Unique Pushes sent represents the total number of contacts that were sent the push. If a contact has more than one enabled device, both devices will be sent the push, but the Unique Pushes Sent will only count at a user level.
If a push notification is sent to a device with a disabled token/regId, Apple or Google will register the event as a bounce and provide feedback to Iterable. A token/regId can become disabled due to a variety of reasons such as when a user uninstalls the app, the app or token is no longer valid, the user reinstalled their OS or upgraded to a new OS (less frequent case).
When a push notification is sent to a device that has disabled push notifications, this will not count as a bounce.
The bounce reporting on the campaign metrics page will also include app uninstalls that occurred after the campaign was sent. Iterable measures this by sending a "ghost push" after the actual campaign.
On the user profile view, you will be able to see bounce and uninstall events as two different events.
The total pushes delivered is the total pushes sent minus the total pushes bounced. Therefore, the push delivery rate is (total pushes sent - total pushes bounced)/(total pushes sent).
Each company may have a different approach for how they track push opens. Here are the 3 possible open scenarios and how to track them:
1. App is closed. User opens the app by opening the push notification.
If you’ve used the Iterable iOS SDK, then the open will automatically be recorded if the user opens the app via an Iterable push notification.
2. App is running in the background. User opens the push notification to bring app to foreground.
You can verify that the app was brought to the foreground with an Iterable push notification by checking the payload. You will then call the Iterable trackPushOpen API to tie the open to the push campaign.
3. App is open in the foreground. Your app can decide to either not show the push notification or show it as a local notification.
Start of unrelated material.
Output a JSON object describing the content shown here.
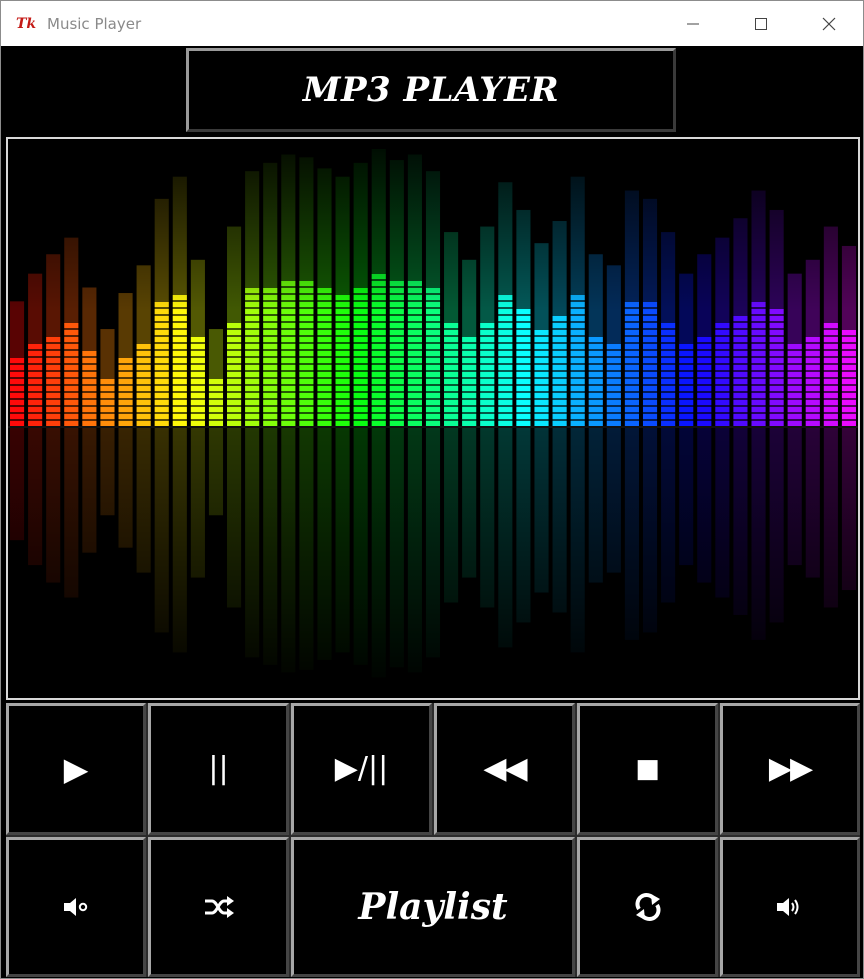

You count the open as the user viewing the local notification.
If the app is already running in the foreground, and you wish to show the push as a local notification, you can record the open by calling the Iterable trackPushOpen API.
To learn more about the possible scenarios that can arise when the system delivers a remote notification to an Apple device, click here.
12 hours after a normal push message is sent to a user, we will also send a "ghost" push to the same user. If the "ghost" push fails, it means the user uninstalled the app after the initial push message was sent.
This event counts as a push uninstall event and is attributed to the original campaign.
Uninstalls only happen when we get a bounce. If push notifications are disabled on the device, the push message/ghost will still be successfully delivered, just dropped by the device.
Since a push does not require an opt-out directly in the message like an email would, we allow each company to define the events that would constitute a push unsubscribe and send the event directly through the Iterable updateSubscriptions API.
When the unsubscribe event is sent, the body of the call should include the email of the contact, the campaignId, and either the channelId or messageTypeId depending on how unsubscribes are managed in your Iterable account. If you are setting up your Iterable account, check out our guide for Message Channels and Types Best Practices.